Shortly afterward, Biden declared that “preliminary information” had emerged indicating that Russia was not launching missiles.

A US military official agreed, citing “initial findings” suggesting that Ukrainian air defenses fired missiles to intercept Russian missiles.

Dmitry Peskov, spokesman for the Kremlin, told reporters that he accused countries of “making unsubstantiated statements … without knowing what happened at all.”

“Such an enthusiastic response shows that there is no need to make hasty judgments on statements that could escalate the situation,” Peskov said, “especially at such a crucial moment.”

Peskov said Biden had shown “restraint” in his initial response to the incident, a rare tribute to US officials.

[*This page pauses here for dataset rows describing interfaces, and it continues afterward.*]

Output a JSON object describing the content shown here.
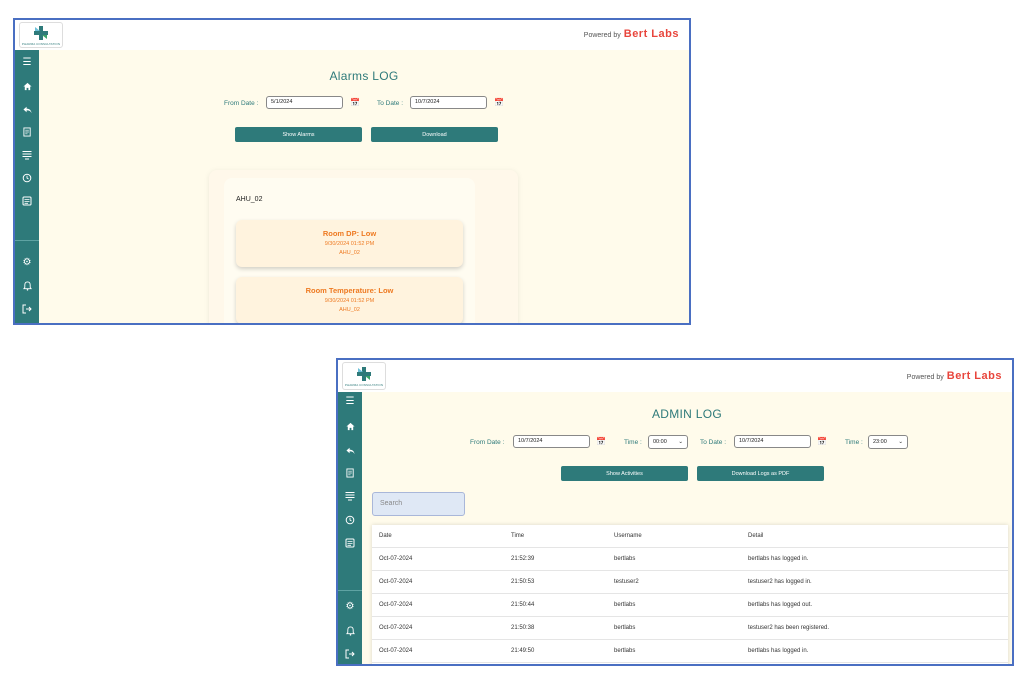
{
  "brand": {
    "powered_by": "Powered by",
    "brand_name": "Bert Labs",
    "logo_text": "PHARMA CONSULTATION",
    "brand_color": "#e8453c",
    "accent": "#2e7a7a"
  },
  "sidebar": {
    "top_icons": [
      "menu-icon",
      "home-icon",
      "back-icon",
      "report-icon",
      "filter-icon",
      "history-icon",
      "log-icon"
    ],
    "bottom_icons": [
      "settings-icon",
      "bell-icon",
      "logout-icon"
    ]
  },
  "alarms": {
    "title": "Alarms LOG",
    "from_label": "From Date :",
    "from_value": "5/1/2024",
    "to_label": "To Date :",
    "to_value": "10/7/2024",
    "show_btn": "Show Alarms",
    "download_btn": "Download",
    "device": "AHU_02",
    "cards": [
      {
        "title": "Room DP: Low",
        "datetime": "9/30/2024 01:52 PM",
        "device": "AHU_02"
      },
      {
        "title": "Room Temperature: Low",
        "datetime": "9/30/2024 01:52 PM",
        "device": "AHU_02"
      }
    ]
  },
  "admin": {
    "title": "ADMIN LOG",
    "from_label": "From Date :",
    "from_value": "10/7/2024",
    "time1_label": "Time :",
    "time1_value": "00:00",
    "to_label": "To Date :",
    "to_value": "10/7/2024",
    "time2_label": "Time :",
    "time2_value": "23:00",
    "show_btn": "Show Activities",
    "download_btn": "Download Logs as PDF",
    "search_placeholder": "Search",
    "columns": [
      "Date",
      "Time",
      "Username",
      "Detail"
    ],
    "rows": [
      [
        "Oct-07-2024",
        "21:52:39",
        "bertlabs",
        "bertlabs has logged in."
      ],
      [
        "Oct-07-2024",
        "21:50:53",
        "testuser2",
        "testuser2 has logged in."
      ],
      [
        "Oct-07-2024",
        "21:50:44",
        "bertlabs",
        "bertlabs has logged out."
      ],
      [
        "Oct-07-2024",
        "21:50:38",
        "bertlabs",
        "testuser2 has been registered."
      ],
      [
        "Oct-07-2024",
        "21:49:50",
        "bertlabs",
        "bertlabs has logged in."
      ]
    ]
  }
}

“I want you to notice the rather restrained reaction of the Americans, in contrast to the completely hysterical reaction of the Polish side and many others,” he said.

On the same day, from Bali, Indonesia, Turkish President Recep Tayyip Erdogan also said Russia had not launched a missile.

Russia’s TASS news agency said, “Claiming that the missile is Russian will only exacerbate the problem.”

Calling for an in-depth investigation into the incident, President Erdogan went on to advise what he described as a “provocation”.

By the afternoon of November 16, Polish officials said the incident was most likely caused by a Ukrainian air defense missile.

Warsaw has also reportedly withdrawn from plans to invoke Article 4 of the NATO Charter to allay concerns of escalating conflict.

Representatives of NATO member states are scheduled to convene on 16 November to discuss this issue further.

Reuters contributed to the report.

Adam Morrow